This one is written by Danny Fingeroth. Copyright 2003.
I like reading children's books. On one level, it's interesting to see what the kids are being taught, and on another level...I learn things.
This is a book for 10- 12 year olds - I'm bad at judging what age level books are written for, but it's got 48 pages and an index...
Because the Powerpuff Girls were on the cover, I expected it to be a behind the scenes look at that particular series, but not so, it was a general book...mentioning everything from the making of animated movies to shows like The Simpsons.
Kids will probably find it interesting, although the author didn't really explain how animation works, the idea of "persistence of vision."
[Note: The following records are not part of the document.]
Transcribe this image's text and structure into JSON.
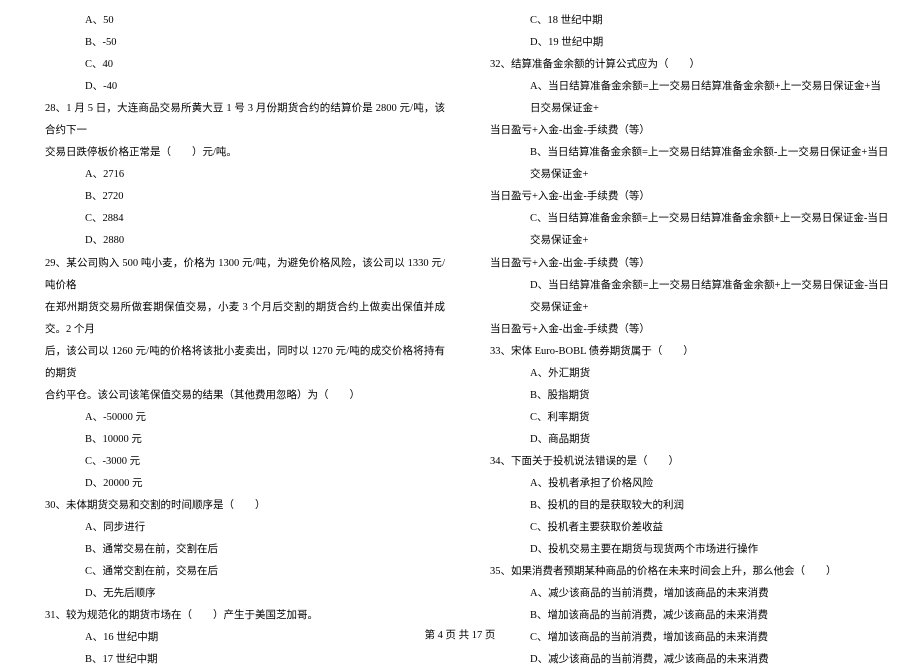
{
  "left": {
    "q27_opts": {
      "a": "A、50",
      "b": "B、-50",
      "c": "C、40",
      "d": "D、-40"
    },
    "q28": {
      "line1": "28、1 月 5 日，大连商品交易所黄大豆 1 号 3 月份期货合约的结算价是 2800 元/吨，该合约下一",
      "line2": "交易日跌停板价格正常是（　　）元/吨。",
      "a": "A、2716",
      "b": "B、2720",
      "c": "C、2884",
      "d": "D、2880"
    },
    "q29": {
      "line1": "29、某公司购入 500 吨小麦，价格为 1300 元/吨，为避免价格风险，该公司以 1330 元/吨价格",
      "line2": "在郑州期货交易所做套期保值交易，小麦 3 个月后交割的期货合约上做卖出保值并成交。2 个月",
      "line3": "后，该公司以 1260 元/吨的价格将该批小麦卖出，同时以 1270 元/吨的成交价格将持有的期货",
      "line4": "合约平仓。该公司该笔保值交易的结果（其他费用忽略）为（　　）",
      "a": "A、-50000 元",
      "b": "B、10000 元",
      "c": "C、-3000 元",
      "d": "D、20000 元"
    },
    "q30": {
      "line1": "30、未体期货交易和交割的时间顺序是（　　）",
      "a": "A、同步进行",
      "b": "B、通常交易在前，交割在后",
      "c": "C、通常交割在前，交易在后",
      "d": "D、无先后顺序"
    },
    "q31": {
      "line1": "31、较为规范化的期货市场在（　　）产生于美国芝加哥。",
      "a": "A、16 世纪中期",
      "b": "B、17 世纪中期"
    }
  },
  "right": {
    "q31_opts": {
      "c": "C、18 世纪中期",
      "d": "D、19 世纪中期"
    },
    "q32": {
      "line1": "32、结算准备金余额的计算公式应为（　　）",
      "a1": "A、当日结算准备金余额=上一交易日结算准备金余额+上一交易日保证金+当日交易保证金+",
      "a2": "当日盈亏+入金-出金-手续费（等）",
      "b1": "B、当日结算准备金余额=上一交易日结算准备金余额-上一交易日保证金+当日交易保证金+",
      "b2": "当日盈亏+入金-出金-手续费（等）",
      "c1": "C、当日结算准备金余额=上一交易日结算准备金余额+上一交易日保证金-当日交易保证金+",
      "c2": "当日盈亏+入金-出金-手续费（等）",
      "d1": "D、当日结算准备金余额=上一交易日结算准备金余额+上一交易日保证金-当日交易保证金+",
      "d2": "当日盈亏+入金-出金-手续费（等）"
    },
    "q33": {
      "line1": "33、宋体 Euro-BOBL 债券期货属于（　　）",
      "a": "A、外汇期货",
      "b": "B、股指期货",
      "c": "C、利率期货",
      "d": "D、商品期货"
    },
    "q34": {
      "line1": "34、下面关于投机说法错误的是（　　）",
      "a": "A、投机者承担了价格风险",
      "b": "B、投机的目的是获取较大的利润",
      "c": "C、投机者主要获取价差收益",
      "d": "D、投机交易主要在期货与现货两个市场进行操作"
    },
    "q35": {
      "line1": "35、如果消费者预期某种商品的价格在未来时间会上升，那么他会（　　）",
      "a": "A、减少该商品的当前消费，增加该商品的未来消费",
      "b": "B、增加该商品的当前消费，减少该商品的未来消费",
      "c": "C、增加该商品的当前消费，增加该商品的未来消费",
      "d": "D、减少该商品的当前消费，减少该商品的未来消费"
    }
  },
  "footer": "第 4 页 共 17 页"
}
I did learn something, or had something brought home to me that I should have known. Actors don't record their lines after the movie is animated - they record it at the beginning. That way, the animators can match mouth movements to how the actors say a particular word - quickly, slowly, angrily, etc. I always thought the actor would need to see the action on screen and mouth to that - but that's only when they're dubbing a foreign language movie/tv show.
Another thing this book didn't mention, but which I knew, is that actors in a movie don't act with each other when they record their lines - more often than not each actor is alone in the studio with a director...so no one to feed off of when they're acting.
Anyway, whenever I read a book I take notes for possible articles - not enough here to use as the basis for an article on animation...though I really should research the Powerpuff Girls... I've only seen a couple of episodes many years ago and I think they were pretty cliched...interested only in "girly" things until they had to go out and save the world...crying at broken fingernails, etc...
The author also provided two webpages chock full of info for kids of all ages - highly recommended:
Jerry Beck's Cartoon Research
Animation World Network